## Work order
The required result is a line count: how many lines in this data hold the word "subtitle". Give only that.

## Information
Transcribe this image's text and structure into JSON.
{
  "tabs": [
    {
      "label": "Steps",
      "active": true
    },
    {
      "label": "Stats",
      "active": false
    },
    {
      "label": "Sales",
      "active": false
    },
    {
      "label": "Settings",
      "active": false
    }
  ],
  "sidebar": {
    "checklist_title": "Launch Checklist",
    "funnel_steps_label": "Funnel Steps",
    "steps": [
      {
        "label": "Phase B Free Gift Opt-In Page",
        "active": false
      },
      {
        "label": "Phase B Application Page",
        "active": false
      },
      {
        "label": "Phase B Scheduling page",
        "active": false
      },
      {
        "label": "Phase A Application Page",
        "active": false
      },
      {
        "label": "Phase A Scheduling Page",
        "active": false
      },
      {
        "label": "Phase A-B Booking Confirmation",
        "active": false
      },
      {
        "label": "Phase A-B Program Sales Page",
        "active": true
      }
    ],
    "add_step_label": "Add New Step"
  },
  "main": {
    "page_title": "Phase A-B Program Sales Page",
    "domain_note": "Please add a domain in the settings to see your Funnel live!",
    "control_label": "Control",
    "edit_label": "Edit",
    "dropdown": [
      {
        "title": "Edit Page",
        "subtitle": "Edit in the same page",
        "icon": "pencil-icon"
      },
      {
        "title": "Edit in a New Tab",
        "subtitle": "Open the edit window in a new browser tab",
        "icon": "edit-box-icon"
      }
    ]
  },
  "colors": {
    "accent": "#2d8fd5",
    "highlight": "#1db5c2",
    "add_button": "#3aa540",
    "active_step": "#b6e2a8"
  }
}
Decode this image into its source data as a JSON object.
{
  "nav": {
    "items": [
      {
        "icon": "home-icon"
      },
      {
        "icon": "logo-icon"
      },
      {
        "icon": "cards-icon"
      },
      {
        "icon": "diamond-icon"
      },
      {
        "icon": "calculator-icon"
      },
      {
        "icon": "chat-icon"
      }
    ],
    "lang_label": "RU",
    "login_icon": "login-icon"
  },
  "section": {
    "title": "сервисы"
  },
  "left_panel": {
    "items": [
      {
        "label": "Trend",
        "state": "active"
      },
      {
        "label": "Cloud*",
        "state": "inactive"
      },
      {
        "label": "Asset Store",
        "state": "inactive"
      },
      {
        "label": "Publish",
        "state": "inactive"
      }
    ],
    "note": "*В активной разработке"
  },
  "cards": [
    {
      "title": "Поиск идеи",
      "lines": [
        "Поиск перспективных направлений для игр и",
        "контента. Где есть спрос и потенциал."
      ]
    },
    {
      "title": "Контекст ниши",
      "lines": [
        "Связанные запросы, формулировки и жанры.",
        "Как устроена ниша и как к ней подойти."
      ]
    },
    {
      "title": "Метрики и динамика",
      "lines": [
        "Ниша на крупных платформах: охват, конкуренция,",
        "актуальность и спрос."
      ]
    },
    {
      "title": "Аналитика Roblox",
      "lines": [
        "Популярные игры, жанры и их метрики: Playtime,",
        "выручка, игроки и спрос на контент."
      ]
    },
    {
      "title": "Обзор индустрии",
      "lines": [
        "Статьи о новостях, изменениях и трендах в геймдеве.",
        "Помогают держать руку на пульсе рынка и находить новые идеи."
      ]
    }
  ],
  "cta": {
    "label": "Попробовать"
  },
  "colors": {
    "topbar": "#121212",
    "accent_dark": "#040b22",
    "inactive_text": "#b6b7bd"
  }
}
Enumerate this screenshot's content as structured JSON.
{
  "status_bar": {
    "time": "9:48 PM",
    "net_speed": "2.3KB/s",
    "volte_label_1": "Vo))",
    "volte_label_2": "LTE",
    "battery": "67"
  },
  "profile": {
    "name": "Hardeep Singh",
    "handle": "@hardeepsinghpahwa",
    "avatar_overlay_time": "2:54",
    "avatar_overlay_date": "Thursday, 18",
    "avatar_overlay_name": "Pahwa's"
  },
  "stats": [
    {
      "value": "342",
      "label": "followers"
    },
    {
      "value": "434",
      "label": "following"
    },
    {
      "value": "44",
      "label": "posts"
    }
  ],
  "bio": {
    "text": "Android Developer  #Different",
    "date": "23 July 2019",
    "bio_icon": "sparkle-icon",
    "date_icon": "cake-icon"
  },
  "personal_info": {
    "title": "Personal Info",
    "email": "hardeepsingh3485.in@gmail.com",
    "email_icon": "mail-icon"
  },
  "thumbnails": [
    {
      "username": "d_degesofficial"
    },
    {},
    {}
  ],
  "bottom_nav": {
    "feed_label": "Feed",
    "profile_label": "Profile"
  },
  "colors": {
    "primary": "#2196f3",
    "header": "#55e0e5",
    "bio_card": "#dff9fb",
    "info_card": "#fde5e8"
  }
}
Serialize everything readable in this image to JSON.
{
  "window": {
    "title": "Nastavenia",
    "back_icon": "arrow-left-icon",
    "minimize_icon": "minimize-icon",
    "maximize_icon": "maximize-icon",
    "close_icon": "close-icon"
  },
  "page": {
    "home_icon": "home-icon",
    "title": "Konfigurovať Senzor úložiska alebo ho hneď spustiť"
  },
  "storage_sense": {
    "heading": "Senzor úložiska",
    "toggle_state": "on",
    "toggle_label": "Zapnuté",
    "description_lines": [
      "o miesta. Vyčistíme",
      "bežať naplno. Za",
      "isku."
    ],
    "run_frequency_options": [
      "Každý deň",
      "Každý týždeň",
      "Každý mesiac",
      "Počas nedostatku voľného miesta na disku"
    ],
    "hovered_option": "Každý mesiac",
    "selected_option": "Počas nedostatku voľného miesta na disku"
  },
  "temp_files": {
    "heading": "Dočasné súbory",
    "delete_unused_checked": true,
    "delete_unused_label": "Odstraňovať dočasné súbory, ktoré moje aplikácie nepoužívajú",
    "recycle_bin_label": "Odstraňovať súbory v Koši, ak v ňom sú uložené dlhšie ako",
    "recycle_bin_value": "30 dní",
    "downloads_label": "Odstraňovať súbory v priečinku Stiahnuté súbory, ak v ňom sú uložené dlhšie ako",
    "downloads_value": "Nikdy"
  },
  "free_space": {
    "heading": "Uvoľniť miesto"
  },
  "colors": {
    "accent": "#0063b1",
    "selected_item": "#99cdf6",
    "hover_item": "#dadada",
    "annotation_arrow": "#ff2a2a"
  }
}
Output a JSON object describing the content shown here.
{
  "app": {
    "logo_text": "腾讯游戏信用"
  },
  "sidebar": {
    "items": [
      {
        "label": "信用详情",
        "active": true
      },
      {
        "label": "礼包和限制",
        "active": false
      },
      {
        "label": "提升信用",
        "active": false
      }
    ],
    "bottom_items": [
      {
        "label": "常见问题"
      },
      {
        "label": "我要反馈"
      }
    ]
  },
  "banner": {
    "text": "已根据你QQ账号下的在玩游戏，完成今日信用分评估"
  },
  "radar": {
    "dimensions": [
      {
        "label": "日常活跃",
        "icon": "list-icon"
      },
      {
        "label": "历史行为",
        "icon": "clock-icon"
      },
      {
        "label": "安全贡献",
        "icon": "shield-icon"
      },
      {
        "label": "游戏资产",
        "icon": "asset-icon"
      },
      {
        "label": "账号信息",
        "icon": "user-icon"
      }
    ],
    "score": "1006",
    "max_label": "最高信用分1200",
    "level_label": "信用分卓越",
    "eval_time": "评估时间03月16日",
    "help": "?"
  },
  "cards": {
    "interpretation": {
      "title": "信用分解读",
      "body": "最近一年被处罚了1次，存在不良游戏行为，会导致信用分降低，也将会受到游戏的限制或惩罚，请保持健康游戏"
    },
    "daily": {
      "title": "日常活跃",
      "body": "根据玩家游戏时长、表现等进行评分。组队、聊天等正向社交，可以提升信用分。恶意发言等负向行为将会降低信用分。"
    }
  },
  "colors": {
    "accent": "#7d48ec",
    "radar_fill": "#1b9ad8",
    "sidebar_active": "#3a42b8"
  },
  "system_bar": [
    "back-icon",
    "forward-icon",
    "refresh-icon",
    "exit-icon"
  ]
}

## Worked solution
2